═══ Provided data ═══

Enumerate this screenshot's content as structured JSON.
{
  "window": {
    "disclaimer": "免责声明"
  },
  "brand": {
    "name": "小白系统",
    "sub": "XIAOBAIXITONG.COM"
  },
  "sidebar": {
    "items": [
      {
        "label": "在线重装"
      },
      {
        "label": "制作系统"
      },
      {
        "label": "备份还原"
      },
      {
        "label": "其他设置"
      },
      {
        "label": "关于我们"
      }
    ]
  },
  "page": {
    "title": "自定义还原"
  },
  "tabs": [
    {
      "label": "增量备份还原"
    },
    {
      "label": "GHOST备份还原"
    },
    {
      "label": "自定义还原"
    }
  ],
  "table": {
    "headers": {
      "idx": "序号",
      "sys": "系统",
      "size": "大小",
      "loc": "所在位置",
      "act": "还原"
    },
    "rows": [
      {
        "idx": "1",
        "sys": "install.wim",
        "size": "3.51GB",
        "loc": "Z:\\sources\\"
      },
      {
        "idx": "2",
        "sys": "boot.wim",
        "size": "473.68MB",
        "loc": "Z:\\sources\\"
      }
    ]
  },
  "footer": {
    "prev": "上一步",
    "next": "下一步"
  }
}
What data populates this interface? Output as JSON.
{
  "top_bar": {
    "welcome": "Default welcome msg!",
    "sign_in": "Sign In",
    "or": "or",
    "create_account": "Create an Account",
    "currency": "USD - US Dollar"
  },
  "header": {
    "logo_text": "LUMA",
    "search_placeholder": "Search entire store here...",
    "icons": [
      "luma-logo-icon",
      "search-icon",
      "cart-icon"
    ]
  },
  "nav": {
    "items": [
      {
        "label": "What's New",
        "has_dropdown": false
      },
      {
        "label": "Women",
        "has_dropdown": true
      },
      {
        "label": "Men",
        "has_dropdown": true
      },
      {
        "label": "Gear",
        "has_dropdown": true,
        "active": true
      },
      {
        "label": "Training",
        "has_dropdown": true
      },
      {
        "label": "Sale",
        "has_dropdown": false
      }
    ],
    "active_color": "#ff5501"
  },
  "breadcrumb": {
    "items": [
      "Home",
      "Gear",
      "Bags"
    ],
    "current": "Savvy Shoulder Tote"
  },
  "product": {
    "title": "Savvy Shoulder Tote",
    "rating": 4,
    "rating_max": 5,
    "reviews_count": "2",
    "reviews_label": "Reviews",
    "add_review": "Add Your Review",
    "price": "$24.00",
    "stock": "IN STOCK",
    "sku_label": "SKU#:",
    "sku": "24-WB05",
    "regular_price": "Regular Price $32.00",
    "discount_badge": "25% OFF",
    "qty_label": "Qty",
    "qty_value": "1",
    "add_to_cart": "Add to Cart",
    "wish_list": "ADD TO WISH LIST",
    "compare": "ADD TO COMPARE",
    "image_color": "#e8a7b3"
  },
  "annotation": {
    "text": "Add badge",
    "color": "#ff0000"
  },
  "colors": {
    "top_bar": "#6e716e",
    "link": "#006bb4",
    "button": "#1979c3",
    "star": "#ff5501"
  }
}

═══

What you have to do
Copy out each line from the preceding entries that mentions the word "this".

Solution
Enumerate this screenshot's content as structured JSON.
What data populates this interface? Output as JSON.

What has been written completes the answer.